Joaquin Phoenix, Reese Witherspoon, Ginnifer Goodwin
With the 2003 passing of rock and roll legend, Johnny Cash,
it was about time for a film based on the rocky life of the
rebellious man in black. As a man with a rocky start to his
life, Cash's biography is an excellent choice for a powerful
tale of drug abuse and a constant affection for his future
wife, June Carter.
The story opens with Johnny as a young child. His father
is a harsh man who treats Johnny with little care and when
his brother dies, all hopes that his father would be anything
to him are gone. After a stint in the military, where Johnny
picks up his first guitar and begins writing songs, he returns
home and forms a small band. At an audition, he takes a second
chance (after a poor effort with a gospel song) and performs
one of his own songs. After cutting his first record, he and
his band go on tour, where he meets the charming June Carter.
As he continues to tour, Johnny finds himself drawn closer
to two things: his growing affection for June and his addiction
to drugs. Of course, his relationship with June causes his
own marriage to fall apart. After hitting rock bottom, he
tries to start over again but it takes June and her folks
seeing him through the end of his addiction. Once clean, he
goes back on tour and tries over and over to convince June
to marry him.
It's quite obvious that a lot of the story is focused on
the dynamic relationship between Johnny and June. Fortunately,
Joaquin and Reese are both excellent in their roles and they
work well together. Joaquin completely captures Johnny's manner
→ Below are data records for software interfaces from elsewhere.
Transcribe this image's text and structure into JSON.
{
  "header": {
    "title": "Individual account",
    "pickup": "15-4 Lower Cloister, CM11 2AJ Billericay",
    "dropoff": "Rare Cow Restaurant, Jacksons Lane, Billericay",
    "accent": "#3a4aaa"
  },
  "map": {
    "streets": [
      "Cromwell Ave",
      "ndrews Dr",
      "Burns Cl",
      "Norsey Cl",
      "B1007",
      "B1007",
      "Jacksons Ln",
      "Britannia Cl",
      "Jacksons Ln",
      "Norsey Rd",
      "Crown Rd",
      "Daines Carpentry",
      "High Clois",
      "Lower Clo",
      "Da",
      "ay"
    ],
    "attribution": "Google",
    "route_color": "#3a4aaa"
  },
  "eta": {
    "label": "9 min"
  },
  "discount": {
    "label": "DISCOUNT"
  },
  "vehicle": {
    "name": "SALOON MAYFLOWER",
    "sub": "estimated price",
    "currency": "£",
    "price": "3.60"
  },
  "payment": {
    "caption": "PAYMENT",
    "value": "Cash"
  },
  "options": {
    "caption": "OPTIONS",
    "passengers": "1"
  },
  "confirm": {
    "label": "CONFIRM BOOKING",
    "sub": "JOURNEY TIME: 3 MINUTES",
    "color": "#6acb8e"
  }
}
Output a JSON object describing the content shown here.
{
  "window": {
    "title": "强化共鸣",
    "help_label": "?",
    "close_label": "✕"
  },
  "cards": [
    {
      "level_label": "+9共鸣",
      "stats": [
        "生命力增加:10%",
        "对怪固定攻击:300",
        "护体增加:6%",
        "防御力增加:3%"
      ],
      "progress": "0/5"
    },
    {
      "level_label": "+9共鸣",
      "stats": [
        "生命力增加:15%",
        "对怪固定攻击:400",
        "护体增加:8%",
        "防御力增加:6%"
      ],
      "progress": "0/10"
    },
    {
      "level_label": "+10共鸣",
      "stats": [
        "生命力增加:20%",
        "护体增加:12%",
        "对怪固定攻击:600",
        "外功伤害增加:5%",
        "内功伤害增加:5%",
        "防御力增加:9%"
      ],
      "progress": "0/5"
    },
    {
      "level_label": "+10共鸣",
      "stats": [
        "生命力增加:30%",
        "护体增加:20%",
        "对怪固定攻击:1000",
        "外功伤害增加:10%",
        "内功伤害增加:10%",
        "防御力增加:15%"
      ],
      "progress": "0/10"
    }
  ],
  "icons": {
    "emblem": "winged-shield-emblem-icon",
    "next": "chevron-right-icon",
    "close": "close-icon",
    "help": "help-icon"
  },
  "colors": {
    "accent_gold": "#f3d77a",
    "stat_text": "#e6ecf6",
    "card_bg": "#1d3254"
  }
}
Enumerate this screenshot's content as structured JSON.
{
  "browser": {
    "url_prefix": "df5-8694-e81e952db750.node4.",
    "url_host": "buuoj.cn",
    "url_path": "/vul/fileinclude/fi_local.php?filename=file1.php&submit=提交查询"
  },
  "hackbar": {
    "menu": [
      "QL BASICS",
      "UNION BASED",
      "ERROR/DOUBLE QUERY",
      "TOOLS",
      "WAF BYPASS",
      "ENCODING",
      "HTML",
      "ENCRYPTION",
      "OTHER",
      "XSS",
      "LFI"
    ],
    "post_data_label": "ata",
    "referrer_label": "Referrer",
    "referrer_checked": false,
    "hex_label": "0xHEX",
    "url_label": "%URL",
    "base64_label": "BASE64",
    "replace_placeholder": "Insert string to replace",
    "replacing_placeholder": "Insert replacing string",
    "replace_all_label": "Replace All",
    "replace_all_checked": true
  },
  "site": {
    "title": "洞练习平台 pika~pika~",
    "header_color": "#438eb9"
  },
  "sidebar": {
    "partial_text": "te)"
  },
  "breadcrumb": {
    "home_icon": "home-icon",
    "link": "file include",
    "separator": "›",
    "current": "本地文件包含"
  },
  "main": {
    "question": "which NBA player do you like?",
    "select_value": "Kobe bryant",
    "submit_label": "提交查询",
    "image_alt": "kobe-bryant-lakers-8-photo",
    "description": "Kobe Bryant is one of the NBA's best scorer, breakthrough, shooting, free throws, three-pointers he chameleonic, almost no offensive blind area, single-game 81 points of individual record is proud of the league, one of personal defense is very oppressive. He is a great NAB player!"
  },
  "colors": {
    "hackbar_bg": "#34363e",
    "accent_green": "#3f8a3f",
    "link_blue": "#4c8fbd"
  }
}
of speak and swagger, even getting his ticks and poses down
pat. Reese is an energetic charmer that plays a wonderful
One of the more interesting aspects of the film is the fact
that the cast was not only responsible for portraying their
real life characters, but providing the signing voices for
each of the songs. One might think this is a recipe for disaster,
but each of the performers, especially Reese and Joaquin,
are dead on in their performance and even sound quite well.
I can easily understand the reasoning behind this decision
as the director obviously wanted the signing and speaking
voices in line. And considering how many performances are
broken into by conversation, it's a smart choice.
Musically, Walk the Line presents a lot of songs not
only from Cash's early recordings but from some of his contemporaries.
No Johnny Cash movie would be complete without Ring of
Fire, Walk the Line, Cry, Cry, Cry and
Folsom Prison Blues. Also present are some songs from
contemporaries, like Elvis and Jerry Lee Lewis. This soundtrack
creates paints a great picture of the genre at that time.
Walk the Line is both an excellent biography and a
wonderful character story. Fortunately, Johnny Cash was such
an interesting character in real life that his bio does not
fail to deliver.